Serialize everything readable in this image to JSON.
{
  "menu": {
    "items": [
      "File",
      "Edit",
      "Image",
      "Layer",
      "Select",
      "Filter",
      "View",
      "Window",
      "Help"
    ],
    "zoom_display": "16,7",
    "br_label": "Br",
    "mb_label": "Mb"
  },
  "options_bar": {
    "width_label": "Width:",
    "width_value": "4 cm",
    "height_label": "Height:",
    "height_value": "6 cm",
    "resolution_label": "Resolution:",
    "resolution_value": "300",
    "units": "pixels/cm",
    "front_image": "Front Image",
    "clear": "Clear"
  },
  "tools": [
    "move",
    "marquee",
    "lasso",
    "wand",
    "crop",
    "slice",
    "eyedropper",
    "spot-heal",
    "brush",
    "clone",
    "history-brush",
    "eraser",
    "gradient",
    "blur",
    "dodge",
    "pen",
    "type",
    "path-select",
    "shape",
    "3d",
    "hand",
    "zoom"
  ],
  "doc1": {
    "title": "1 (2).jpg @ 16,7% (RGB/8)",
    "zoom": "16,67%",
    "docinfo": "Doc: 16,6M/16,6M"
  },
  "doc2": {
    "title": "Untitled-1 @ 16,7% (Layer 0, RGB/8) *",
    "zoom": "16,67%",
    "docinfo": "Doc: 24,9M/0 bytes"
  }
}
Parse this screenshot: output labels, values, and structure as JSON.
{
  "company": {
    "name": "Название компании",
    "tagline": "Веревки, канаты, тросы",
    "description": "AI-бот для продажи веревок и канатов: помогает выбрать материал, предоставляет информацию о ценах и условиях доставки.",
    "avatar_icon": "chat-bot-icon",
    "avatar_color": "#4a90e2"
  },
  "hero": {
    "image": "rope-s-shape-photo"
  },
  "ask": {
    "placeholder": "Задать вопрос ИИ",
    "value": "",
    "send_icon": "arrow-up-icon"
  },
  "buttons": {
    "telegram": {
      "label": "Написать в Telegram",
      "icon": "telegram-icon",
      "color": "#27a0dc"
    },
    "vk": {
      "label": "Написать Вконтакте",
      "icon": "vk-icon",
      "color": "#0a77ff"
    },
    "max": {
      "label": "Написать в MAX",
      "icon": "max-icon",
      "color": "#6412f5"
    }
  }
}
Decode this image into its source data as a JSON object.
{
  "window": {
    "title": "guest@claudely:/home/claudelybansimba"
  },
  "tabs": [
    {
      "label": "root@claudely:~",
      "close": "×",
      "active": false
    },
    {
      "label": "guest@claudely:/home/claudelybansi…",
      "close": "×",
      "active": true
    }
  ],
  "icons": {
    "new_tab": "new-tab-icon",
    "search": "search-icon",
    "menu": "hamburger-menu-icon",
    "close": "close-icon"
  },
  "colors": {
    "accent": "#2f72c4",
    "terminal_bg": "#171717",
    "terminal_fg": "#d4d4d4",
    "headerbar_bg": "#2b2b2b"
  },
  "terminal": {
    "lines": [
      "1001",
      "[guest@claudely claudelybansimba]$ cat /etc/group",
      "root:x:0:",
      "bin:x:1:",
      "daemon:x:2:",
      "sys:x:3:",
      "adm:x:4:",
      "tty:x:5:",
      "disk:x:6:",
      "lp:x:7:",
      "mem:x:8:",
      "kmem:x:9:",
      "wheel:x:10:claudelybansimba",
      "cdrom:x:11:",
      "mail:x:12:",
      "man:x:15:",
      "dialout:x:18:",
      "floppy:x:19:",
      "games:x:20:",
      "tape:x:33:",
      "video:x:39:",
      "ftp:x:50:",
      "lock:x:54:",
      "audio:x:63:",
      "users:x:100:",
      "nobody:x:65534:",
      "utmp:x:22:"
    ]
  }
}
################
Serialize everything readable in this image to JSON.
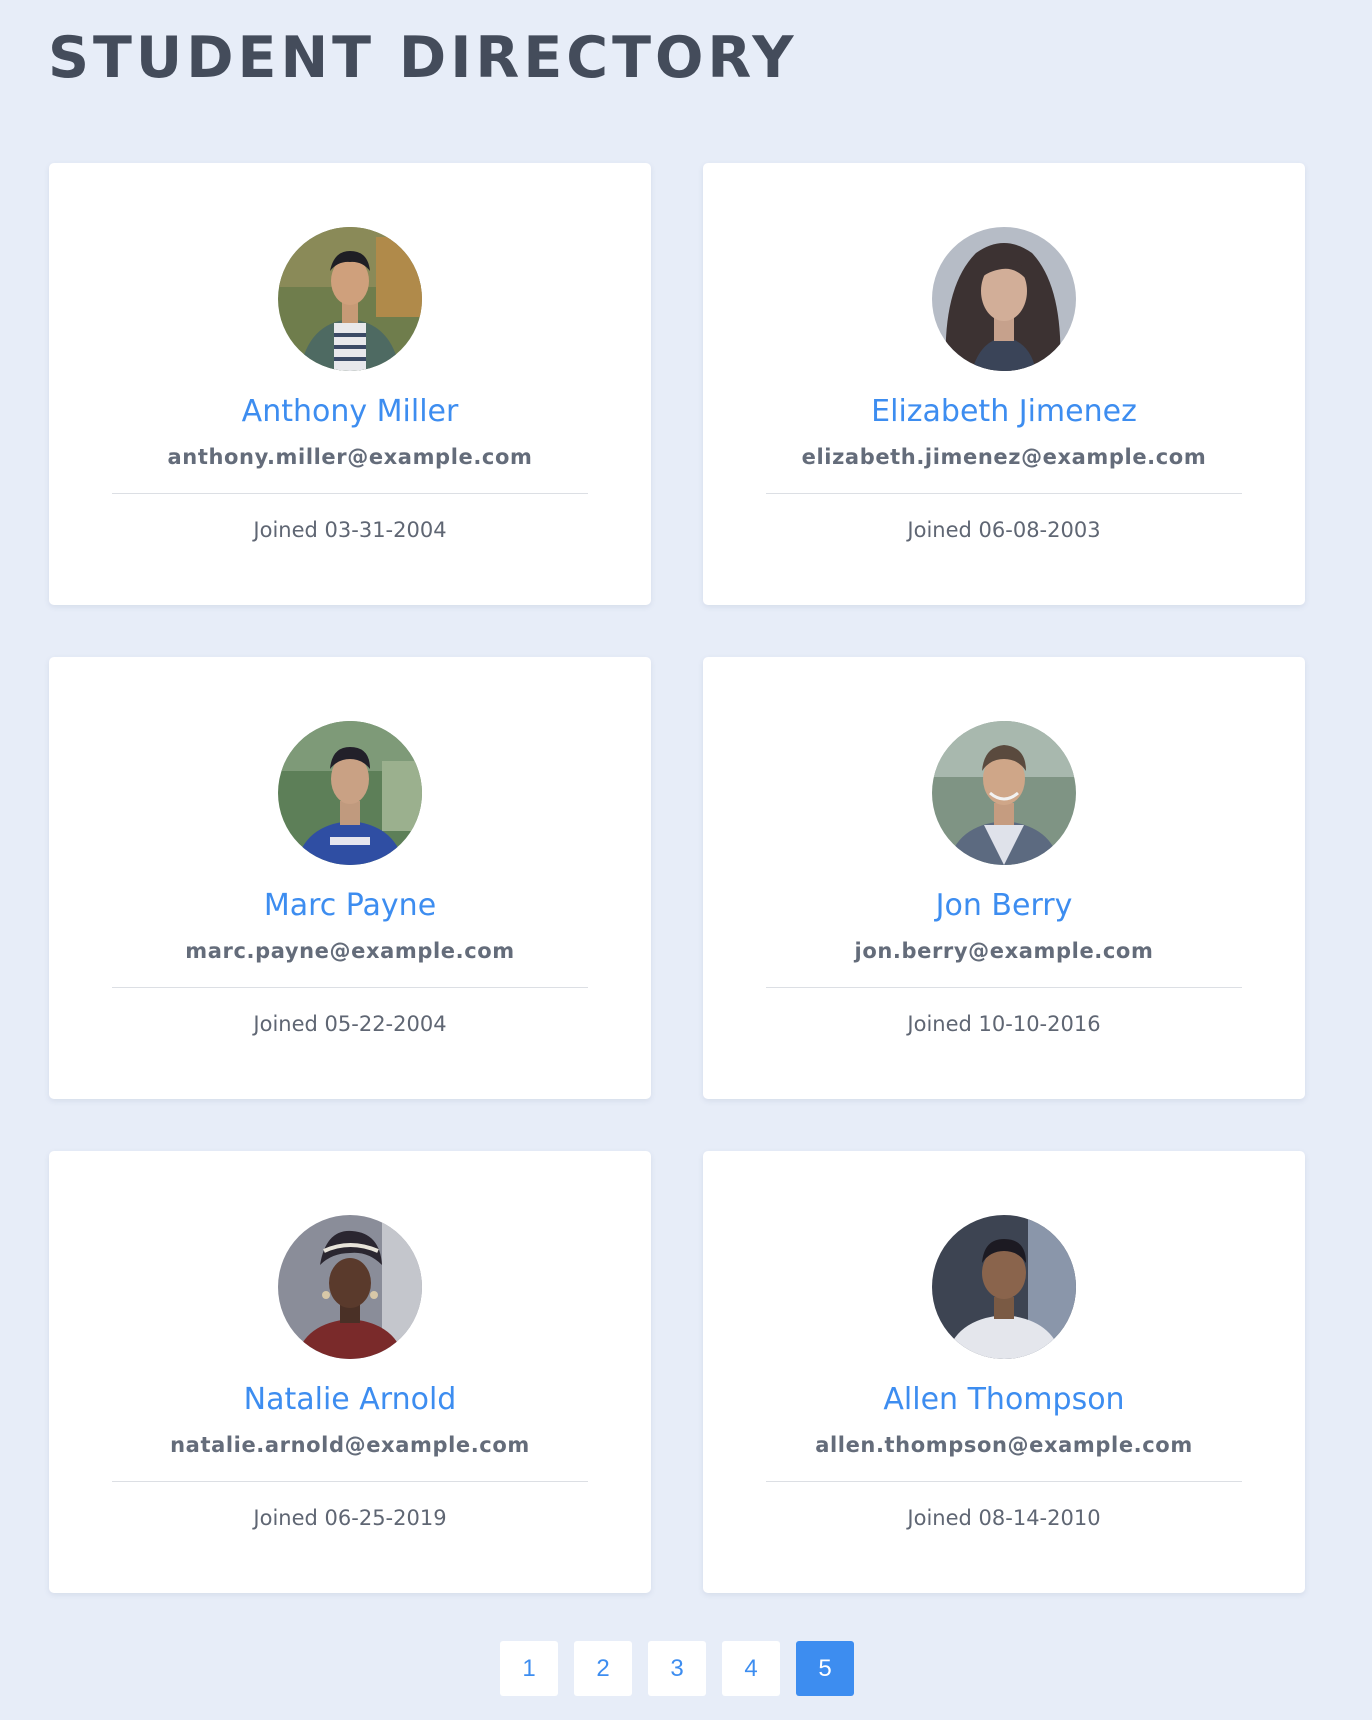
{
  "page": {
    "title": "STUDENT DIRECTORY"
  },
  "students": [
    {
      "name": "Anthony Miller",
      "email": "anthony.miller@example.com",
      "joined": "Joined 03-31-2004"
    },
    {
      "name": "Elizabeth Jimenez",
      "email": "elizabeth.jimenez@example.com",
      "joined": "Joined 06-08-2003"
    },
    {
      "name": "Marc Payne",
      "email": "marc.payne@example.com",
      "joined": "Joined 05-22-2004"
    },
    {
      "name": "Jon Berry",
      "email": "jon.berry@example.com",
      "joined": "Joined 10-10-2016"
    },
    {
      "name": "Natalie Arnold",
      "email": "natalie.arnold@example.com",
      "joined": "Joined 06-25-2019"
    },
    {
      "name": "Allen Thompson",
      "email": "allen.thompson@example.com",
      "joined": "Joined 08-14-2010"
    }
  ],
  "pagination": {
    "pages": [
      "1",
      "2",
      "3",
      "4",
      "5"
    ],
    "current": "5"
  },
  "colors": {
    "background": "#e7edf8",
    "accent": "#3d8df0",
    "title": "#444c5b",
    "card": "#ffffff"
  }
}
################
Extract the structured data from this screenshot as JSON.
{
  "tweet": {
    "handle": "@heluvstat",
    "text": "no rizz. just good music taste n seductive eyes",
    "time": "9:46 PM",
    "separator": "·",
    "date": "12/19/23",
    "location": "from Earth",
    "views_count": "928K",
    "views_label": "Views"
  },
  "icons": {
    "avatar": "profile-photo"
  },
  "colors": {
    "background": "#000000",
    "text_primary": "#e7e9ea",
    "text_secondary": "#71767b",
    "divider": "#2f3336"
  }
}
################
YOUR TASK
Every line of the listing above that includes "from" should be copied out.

WRITTEN RESPONSE
Extract the structured data from this screenshot as JSON.
    "location": "from Earth",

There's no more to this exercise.